Volume 81, Number 19 | October 13 -19, 2011
West and East Village, Chelsea, Soho, Noho, Little Italy, Chinatown and Lower East Side, Since 1933
Chinatown, Little Italy unite to preserve, promote
By Khiara Ortiz
The launching of a new marketing campaign aimed at showcasing 17 cultural and architectural landmarks in Chinatown and Little Italy was announced recently at the Old St. Patrick’s Church Youth Center on Mulberry St.
A variety of walking tour maps, brochures, banners and a Web site will provide information on the businesses, tenements, row houses and churches that have shaped the lives of millions of immigrants for more than 200 years. The aim of the campaign — funded through a partnership of the Two Bridges Neighborhood Council, Chinatown Partnership L.D.C. (Local Development Corporation), Little Italy Merchants Association and local businesses — is to increase tourism in these two neighborhoods that have yet to fully recover from 9/11, according to the organizers. Their goal is to create new jobs and preserve the neighborhoods’ historical character.
“We are proud that we have been able to serve as a bridge between these two great communities that have done so much to shape New York City,” said Victor Papa, president of Two Bridges Neighborhood Council, a Lower Manhattan nonprofit housing developer. “We want to make sure that our collective history is not forgotten and that a vital link to the past does not get discarded under the guise of economic progress.”
In 2010, Two Bridges led the effort to have Chinatown and Little Italy declared as a single, nationally significant historic district, and now the neighborhoods are listed on the National Register of Historic Places.
“People don’t really know where Little Italy and Chinatown are,” noted Papa. “They have absolutely no idea how close they are to the World Trade Center.”
“A central goal of this campaign is to encourage some of the estimated 4 million to 5 million annual visitors to the World Trade Center site to visit nearby Chinatown and Little Italy,” said Wellington Chen, executive director of Chinatown Partnership L.D.C.
This culturally rich area of Manhattan is “not really promoted in the tourist trade,” Papa pointed out. “The story of how Italian history is portrayed is very sad. People are frustrated by the images that are portrayed in shows like ‘Jersey Shore’ and ‘The Sopranos’.” He noted that Chinese are depicted through stereotypes as “sinister and evil.” The upcoming Marco Polo Day on Fri., Oct. 14, will draw attention to the “linkage between East and West,” he said.

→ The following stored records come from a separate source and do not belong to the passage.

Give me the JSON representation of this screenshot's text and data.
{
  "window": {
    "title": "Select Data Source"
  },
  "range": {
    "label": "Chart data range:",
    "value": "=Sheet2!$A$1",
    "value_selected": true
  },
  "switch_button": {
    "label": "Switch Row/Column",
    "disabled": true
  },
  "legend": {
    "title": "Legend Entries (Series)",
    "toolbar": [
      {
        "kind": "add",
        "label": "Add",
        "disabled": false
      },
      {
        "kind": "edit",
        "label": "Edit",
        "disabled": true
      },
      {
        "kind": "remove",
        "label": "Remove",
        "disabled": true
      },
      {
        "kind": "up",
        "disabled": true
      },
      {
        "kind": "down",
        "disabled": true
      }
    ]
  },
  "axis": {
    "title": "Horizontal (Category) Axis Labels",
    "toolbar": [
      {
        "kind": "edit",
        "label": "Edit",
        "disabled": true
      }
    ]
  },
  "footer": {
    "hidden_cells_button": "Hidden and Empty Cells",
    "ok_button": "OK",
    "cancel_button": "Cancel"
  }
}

The full-color walking tour map and brochure of the historic district will be available at NYC & Company kiosks and at local businesses, and distributed near the Trade Center site for a limited time.